There are a lot of species of fruit flies - some say as many as 15,000 - and a lot of them are common insects. One with the genus and species name of Drosophila melanogaster has been a model research animal for geneticists for many years. Research on this insect is the basis for much of our understanding of genetics.
 
Drosophila melanogaster and other fruit flies are classified in the family Drosophilidae, or at least they have been for many years. Recently, scientists using modern DNA analysis techniques have discovered that Drosophila melanogaster should really be renamed Sophophora melanogaster. Some scientists have suggested we should suspend the rules used to change scientific names and keep the name Drosophila melanogaster. After all, this is one scientific name that many people outside of the scientific community recognize.
 
The common names of these flies tell us something about where they are often encountered. Fruit flies because they are around ripening fruit. Vinegar flies because they are attracted to fermenting plant material. Pomace flies because they are associated with the residue that remains after crushing fruits to make cider or wine. In fact, the English poet John Milton captured the relationship of this insect to both crushed fruit and fermentation in "Paradise Regained" with the lines:
 
"Or as a swarm of flies in vintage time,
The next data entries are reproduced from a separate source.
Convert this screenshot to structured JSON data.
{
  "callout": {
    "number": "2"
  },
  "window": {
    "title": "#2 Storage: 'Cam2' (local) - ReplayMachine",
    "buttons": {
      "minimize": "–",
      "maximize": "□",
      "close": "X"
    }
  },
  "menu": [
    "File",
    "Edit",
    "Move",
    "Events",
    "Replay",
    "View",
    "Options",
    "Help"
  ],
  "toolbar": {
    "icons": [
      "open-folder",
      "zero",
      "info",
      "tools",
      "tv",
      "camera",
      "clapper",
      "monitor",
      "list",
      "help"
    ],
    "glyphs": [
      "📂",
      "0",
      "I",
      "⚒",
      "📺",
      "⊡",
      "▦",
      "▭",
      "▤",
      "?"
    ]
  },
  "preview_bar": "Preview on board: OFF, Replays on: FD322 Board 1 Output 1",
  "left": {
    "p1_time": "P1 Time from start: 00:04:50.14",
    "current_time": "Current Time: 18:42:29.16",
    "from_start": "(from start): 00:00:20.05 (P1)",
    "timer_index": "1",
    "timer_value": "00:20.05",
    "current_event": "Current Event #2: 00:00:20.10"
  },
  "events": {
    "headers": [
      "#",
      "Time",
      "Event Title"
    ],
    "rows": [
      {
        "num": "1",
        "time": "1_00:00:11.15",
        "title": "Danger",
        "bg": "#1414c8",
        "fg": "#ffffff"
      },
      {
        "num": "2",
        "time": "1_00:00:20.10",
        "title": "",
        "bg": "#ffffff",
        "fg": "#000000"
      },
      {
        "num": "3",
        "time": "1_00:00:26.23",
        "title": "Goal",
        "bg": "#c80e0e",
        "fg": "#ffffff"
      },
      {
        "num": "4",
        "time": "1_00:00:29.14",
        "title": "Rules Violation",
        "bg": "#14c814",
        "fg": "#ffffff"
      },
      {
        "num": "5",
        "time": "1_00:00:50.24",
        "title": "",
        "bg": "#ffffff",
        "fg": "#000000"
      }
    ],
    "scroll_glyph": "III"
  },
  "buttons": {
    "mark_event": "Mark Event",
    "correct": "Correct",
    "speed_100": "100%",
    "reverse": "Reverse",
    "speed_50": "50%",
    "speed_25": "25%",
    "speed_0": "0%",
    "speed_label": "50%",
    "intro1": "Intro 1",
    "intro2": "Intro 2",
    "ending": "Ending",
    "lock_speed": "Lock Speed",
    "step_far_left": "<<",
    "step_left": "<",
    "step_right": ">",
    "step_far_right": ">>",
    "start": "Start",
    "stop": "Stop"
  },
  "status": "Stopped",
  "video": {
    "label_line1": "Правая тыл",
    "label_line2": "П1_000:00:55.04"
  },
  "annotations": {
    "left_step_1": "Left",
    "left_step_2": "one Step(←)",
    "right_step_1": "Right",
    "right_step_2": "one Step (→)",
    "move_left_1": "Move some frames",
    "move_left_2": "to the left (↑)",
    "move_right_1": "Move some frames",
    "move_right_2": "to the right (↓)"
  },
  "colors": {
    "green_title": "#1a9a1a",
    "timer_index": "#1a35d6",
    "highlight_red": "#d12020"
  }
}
About the wine press where sweet must is poured" 
 
One reason why fruit flies are good animals for genetic studies is that they have a short life cycle. It takes about 14 days to complete a generation of fruit flies at about 80 degrees F. That means that at summer temperatures, a fruit fly spends about a day as an egg, seven days as a larva, four days as a pupa and two days as an adult, before it begins to deposit eggs. The female can live for up to a month and deposit more than 500 eggs.
 
Another reason for the use of fruit flies as laboratory animals is that they readily feed as larvae on a variety of agar-based artificial diets, which are convenient to produce. In addition many individuals can develop on a limited amount of food.
 
The same reasons that fruit flies make good research animals - short life cycles, small size, a variety of food sources - plus the fact they are widespread in the wild mean that these insects can sometimes be troublesome to humans. Fruit flies do not sting or bite and do not carry human diseases. Nonetheless, having a number of these little insects flying around in the kitchen is something most people find annoying.
 
Fruit fly encounters become more frequent during late summer and early fall, when decaying fruit material outdoors provides great development sites for larvae. Home infestations develop when fruit flies find their way into a dwelling. In addition, fruit in the home, especially if damaged or overripe, could be infested with fruit fly larvae that will become flies.
 
So what should you do to get rid of unwanted fruit flies in your kitchen? First, eliminate any fruits or fruit residue that might serve as a development site for larvae. Think about those peaches, bananas or tomatoes just sitting on the counter. Or peelings tossed into the garbage.
 
If flies are present, using a fly swatter is one approach. Another is to attract the flies into a trap. Such traps can be purchased, or you can make your own. Put a little vinegar in a jar and fashion a funnel to the top. The flies, attracted by the vinegar, will find their way into the jar.
 
Another possibility is what my grandmother did. Place an overripe banana or tomato in a bowl and leave it out overnight. In the morning, quickly cover the bowl with a cloth. The flies that have been attracted to the fruit are now captured under the cloth. Then, you have a decision to make. You can capture and release: Take the covered bowl outside. Or you can capture and destroy: Putting the covered dish in the freezer works well!